DESCRIPTION OF THE TASK -> Write the records below out in full, character for character, with no pictures.

Dataset rows for apps and sites ->
== Segment start ==

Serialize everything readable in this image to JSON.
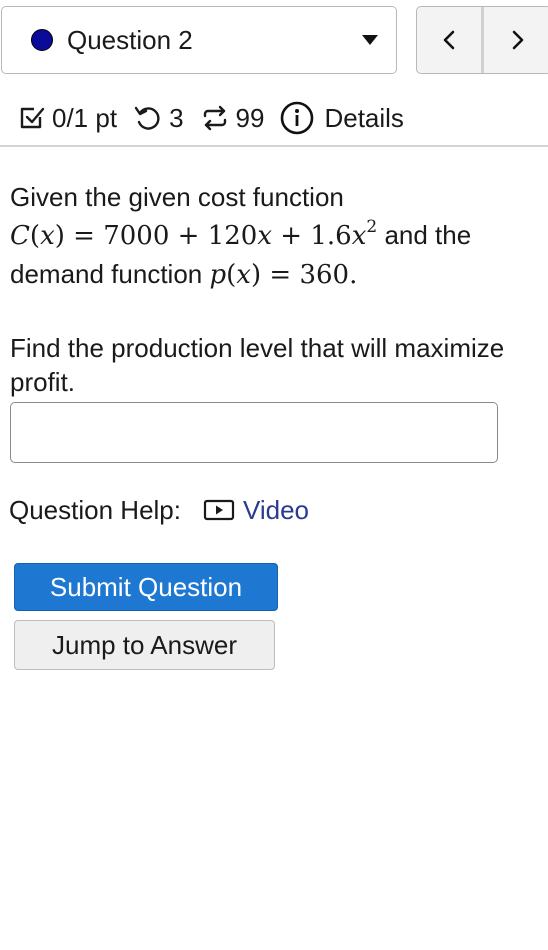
{
  "header": {
    "question_label": "Question 2",
    "status_color": "#0b0b9a",
    "prev_icon": "chevron-left-icon",
    "next_icon": "chevron-right-icon"
  },
  "stats": {
    "score": "0/1 pt",
    "attempts": "3",
    "versions": "99",
    "details_label": "Details"
  },
  "question": {
    "intro": "Given the given cost function",
    "cost_function": {
      "lhs_name": "C",
      "lhs_var": "x",
      "c0": "7000",
      "c1": "120",
      "c1_var": "x",
      "c2": "1.6",
      "c2_var": "x",
      "exp": "2"
    },
    "connector": "and the",
    "demand_intro": "demand function",
    "demand_function": {
      "lhs_name": "p",
      "lhs_var": "x",
      "value": "360"
    },
    "prompt": "Find the production level that will maximize profit.",
    "answer_value": "",
    "answer_placeholder": ""
  },
  "help": {
    "label": "Question Help:",
    "video_label": "Video",
    "link_color": "#2a3b8f"
  },
  "actions": {
    "submit_label": "Submit Question",
    "jump_label": "Jump to Answer",
    "submit_color": "#1e78d2"
  }
}
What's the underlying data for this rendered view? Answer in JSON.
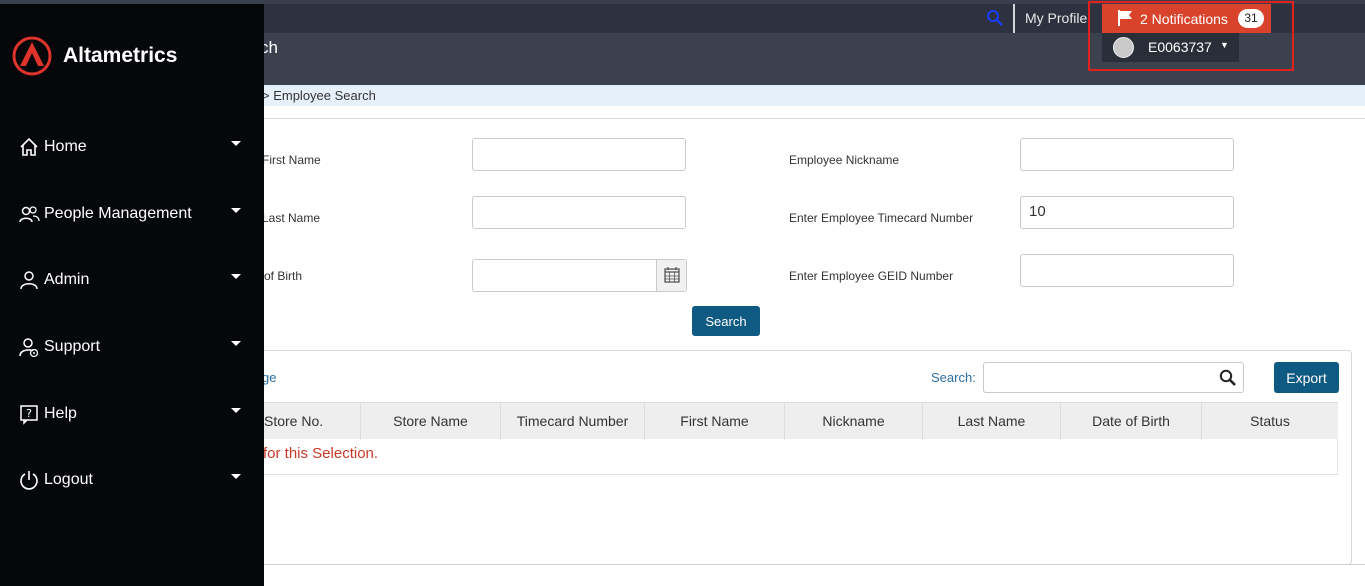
{
  "topbar": {
    "my_profile": "My Profile",
    "notifications_label": "2 Notifications",
    "notifications_badge": "31",
    "user_id": "E0063737"
  },
  "page": {
    "title": "ch",
    "breadcrumb": "> Employee Search"
  },
  "form": {
    "first_name_label": "First Name",
    "last_name_label": "Last Name",
    "dob_label": "of Birth",
    "nickname_label": "Employee Nickname",
    "timecard_label": "Enter Employee Timecard Number",
    "timecard_value": "10",
    "geid_label": "Enter Employee GEID Number",
    "search_button": "Search"
  },
  "results": {
    "page_link": "ge",
    "search_label": "Search:",
    "export_button": "Export",
    "columns": [
      "Store No.",
      "Store Name",
      "Timecard Number",
      "First Name",
      "Nickname",
      "Last Name",
      "Date of Birth",
      "Status"
    ],
    "empty_message": "for this Selection."
  },
  "sidebar": {
    "brand": "Altametrics",
    "items": [
      {
        "label": "Home",
        "icon": "home-icon"
      },
      {
        "label": "People Management",
        "icon": "people-icon"
      },
      {
        "label": "Admin",
        "icon": "user-icon"
      },
      {
        "label": "Support",
        "icon": "support-icon"
      },
      {
        "label": "Help",
        "icon": "help-icon"
      },
      {
        "label": "Logout",
        "icon": "power-icon"
      }
    ]
  },
  "colors": {
    "accent": "#0e5a83",
    "notification": "#d9432c",
    "sidebar": "#06070b",
    "highlight_box": "#e2201c"
  }
}
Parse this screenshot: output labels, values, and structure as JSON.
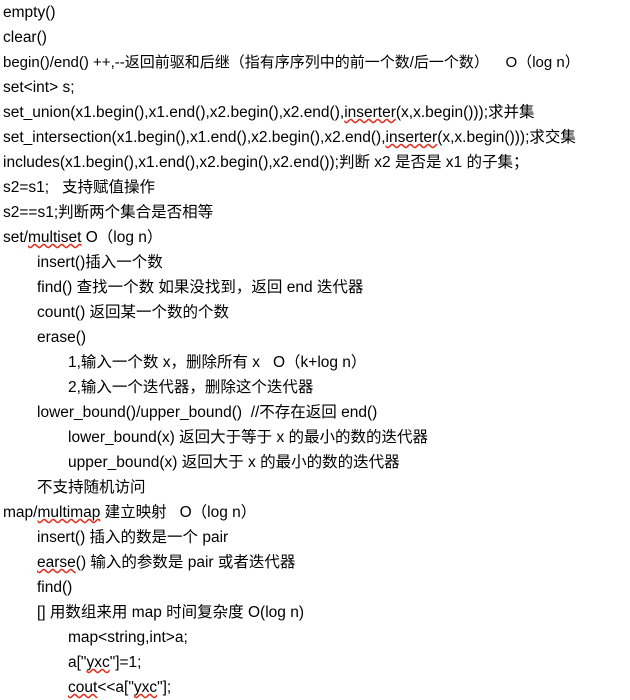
{
  "document": {
    "type": "notes",
    "language": "zh-CN + C++",
    "background_color": "#ffffff",
    "text_color": "#000000",
    "spellcheck_underline_color": "#e03020",
    "lines": [
      {
        "indent": 0,
        "text": "empty()"
      },
      {
        "indent": 0,
        "text": "clear()"
      },
      {
        "indent": 0,
        "text": "begin()/end() ++,--返回前驱和后继（指有序序列中的前一个数/后一个数）    O（log n）"
      },
      {
        "indent": 0,
        "text": "set<int> s;"
      },
      {
        "indent": 0,
        "text": "set_union(x1.begin(),x1.end(),x2.begin(),x2.end(),inserter(x,x.begin()));求并集"
      },
      {
        "indent": 0,
        "text": "set_intersection(x1.begin(),x1.end(),x2.begin(),x2.end(),inserter(x,x.begin()));求交集"
      },
      {
        "indent": 0,
        "text": "includes(x1.begin(),x1.end(),x2.begin(),x2.end());判断 x2 是否是 x1 的子集；"
      },
      {
        "indent": 0,
        "text": "s2=s1;   支持赋值操作"
      },
      {
        "indent": 0,
        "text": "s2==s1;判断两个集合是否相等"
      },
      {
        "indent": 0,
        "text": "set/multiset O（log n）"
      },
      {
        "indent": 1,
        "text": "insert()插入一个数"
      },
      {
        "indent": 1,
        "text": "find() 查找一个数 如果没找到，返回 end 迭代器"
      },
      {
        "indent": 1,
        "text": "count() 返回某一个数的个数"
      },
      {
        "indent": 1,
        "text": "erase()"
      },
      {
        "indent": 2,
        "text": "1,输入一个数 x，删除所有 x   O（k+log n）"
      },
      {
        "indent": 2,
        "text": "2,输入一个迭代器，删除这个迭代器"
      },
      {
        "indent": 1,
        "text": "lower_bound()/upper_bound()  //不存在返回 end()"
      },
      {
        "indent": 2,
        "text": "lower_bound(x) 返回大于等于 x 的最小的数的迭代器"
      },
      {
        "indent": 2,
        "text": "upper_bound(x) 返回大于 x 的最小的数的迭代器"
      },
      {
        "indent": 1,
        "text": "不支持随机访问"
      },
      {
        "indent": 0,
        "text": "map/multimap 建立映射   O（log n）"
      },
      {
        "indent": 1,
        "text": "insert() 插入的数是一个 pair"
      },
      {
        "indent": 1,
        "text": "earse() 输入的参数是 pair 或者迭代器"
      },
      {
        "indent": 1,
        "text": "find()"
      },
      {
        "indent": 1,
        "text": "[] 用数组来用 map 时间复杂度 O(log n)"
      },
      {
        "indent": 2,
        "text": "map<string,int>a;"
      },
      {
        "indent": 2,
        "text": "a[\"yxc\"]=1;"
      },
      {
        "indent": 2,
        "text": "cout<<a[\"yxc\"];"
      }
    ],
    "spellcheck_words": [
      "inserter",
      "multiset",
      "multimap",
      "earse",
      "yxc",
      "cout"
    ]
  }
}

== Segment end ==

TASK ANSWER ->
Serialize everything readable in this image to JSON.
{
  "header": {
    "question_label": "Question 2",
    "status_color": "#0b0b9a",
    "prev_icon": "chevron-left-icon",
    "next_icon": "chevron-right-icon"
  },
  "stats": {
    "score": "0/1 pt",
    "attempts": "3",
    "versions": "99",
    "details_label": "Details"
  },
  "question": {
    "intro": "Given the given cost function",
    "cost_function": {
      "lhs_name": "C",
      "lhs_var": "x",
      "c0": "7000",
      "c1": "120",
      "c1_var": "x",
      "c2": "1.6",
      "c2_var": "x",
      "exp": "2"
    },
    "connector": "and the",
    "demand_intro": "demand function",
    "demand_function": {
      "lhs_name": "p",
      "lhs_var": "x",
      "value": "360"
    },
    "prompt": "Find the production level that will maximize profit.",
    "answer_value": "",
    "answer_placeholder": ""
  },
  "help": {
    "label": "Question Help:",
    "video_label": "Video",
    "link_color": "#2a3b8f"
  },
  "actions": {
    "submit_label": "Submit Question",
    "jump_label": "Jump to Answer",
    "submit_color": "#1e78d2"
  }
}
What's the underlying data for this rendered view? Answer in JSON.
{
  "topbar": {
    "my_profile": "My Profile",
    "notifications_label": "2 Notifications",
    "notifications_badge": "31",
    "user_id": "E0063737"
  },
  "page": {
    "title": "ch",
    "breadcrumb": "> Employee Search"
  },
  "form": {
    "first_name_label": "First Name",
    "last_name_label": "Last Name",
    "dob_label": "of Birth",
    "nickname_label": "Employee Nickname",
    "timecard_label": "Enter Employee Timecard Number",
    "timecard_value": "10",
    "geid_label": "Enter Employee GEID Number",
    "search_button": "Search"
  },
  "results": {
    "page_link": "ge",
    "search_label": "Search:",
    "export_button": "Export",
    "columns": [
      "Store No.",
      "Store Name",
      "Timecard Number",
      "First Name",
      "Nickname",
      "Last Name",
      "Date of Birth",
      "Status"
    ],
    "empty_message": "for this Selection."
  },
  "sidebar": {
    "brand": "Altametrics",
    "items": [
      {
        "label": "Home",
        "icon": "home-icon"
      },
      {
        "label": "People Management",
        "icon": "people-icon"
      },
      {
        "label": "Admin",
        "icon": "user-icon"
      },
      {
        "label": "Support",
        "icon": "support-icon"
      },
      {
        "label": "Help",
        "icon": "help-icon"
      },
      {
        "label": "Logout",
        "icon": "power-icon"
      }
    ]
  },
  "colors": {
    "accent": "#0e5a83",
    "notification": "#d9432c",
    "sidebar": "#06070b",
    "highlight_box": "#e2201c"
  }
}
Parse this screenshot: output labels, values, and structure as JSON.
{
  "document": {
    "type": "notes",
    "language": "zh-CN + C++",
    "background_color": "#ffffff",
    "text_color": "#000000",
    "spellcheck_underline_color": "#e03020",
    "lines": [
      {
        "indent": 0,
        "text": "empty()"
      },
      {
        "indent": 0,
        "text": "clear()"
      },
      {
        "indent": 0,
        "text": "begin()/end() ++,--返回前驱和后继（指有序序列中的前一个数/后一个数）    O（log n）"
      },
      {
        "indent": 0,
        "text": "set<int> s;"
      },
      {
        "indent": 0,
        "text": "set_union(x1.begin(),x1.end(),x2.begin(),x2.end(),inserter(x,x.begin()));求并集"
      },
      {
        "indent": 0,
        "text": "set_intersection(x1.begin(),x1.end(),x2.begin(),x2.end(),inserter(x,x.begin()));求交集"
      },
      {
        "indent": 0,
        "text": "includes(x1.begin(),x1.end(),x2.begin(),x2.end());判断 x2 是否是 x1 的子集；"
      },
      {
        "indent": 0,
        "text": "s2=s1;   支持赋值操作"
      },
      {
        "indent": 0,
        "text": "s2==s1;判断两个集合是否相等"
      },
      {
        "indent": 0,
        "text": "set/multiset O（log n）"
      },
      {
        "indent": 1,
        "text": "insert()插入一个数"
      },
      {
        "indent": 1,
        "text": "find() 查找一个数 如果没找到，返回 end 迭代器"
      },
      {
        "indent": 1,
        "text": "count() 返回某一个数的个数"
      },
      {
        "indent": 1,
        "text": "erase()"
      },
      {
        "indent": 2,
        "text": "1,输入一个数 x，删除所有 x   O（k+log n）"
      },
      {
        "indent": 2,
        "text": "2,输入一个迭代器，删除这个迭代器"
      },
      {
        "indent": 1,
        "text": "lower_bound()/upper_bound()  //不存在返回 end()"
      },
      {
        "indent": 2,
        "text": "lower_bound(x) 返回大于等于 x 的最小的数的迭代器"
      },
      {
        "indent": 2,
        "text": "upper_bound(x) 返回大于 x 的最小的数的迭代器"
      },
      {
        "indent": 1,
        "text": "不支持随机访问"
      },
      {
        "indent": 0,
        "text": "map/multimap 建立映射   O（log n）"
      },
      {
        "indent": 1,
        "text": "insert() 插入的数是一个 pair"
      },
      {
        "indent": 1,
        "text": "earse() 输入的参数是 pair 或者迭代器"
      },
      {
        "indent": 1,
        "text": "find()"
      },
      {
        "indent": 1,
        "text": "[] 用数组来用 map 时间复杂度 O(log n)"
      },
      {
        "indent": 2,
        "text": "map<string,int>a;"
      },
      {
        "indent": 2,
        "text": "a[\"yxc\"]=1;"
      },
      {
        "indent": 2,
        "text": "cout<<a[\"yxc\"];"
      }
    ],
    "spellcheck_words": [
      "inserter",
      "multiset",
      "multimap",
      "earse",
      "yxc",
      "cout"
    ]
  }
}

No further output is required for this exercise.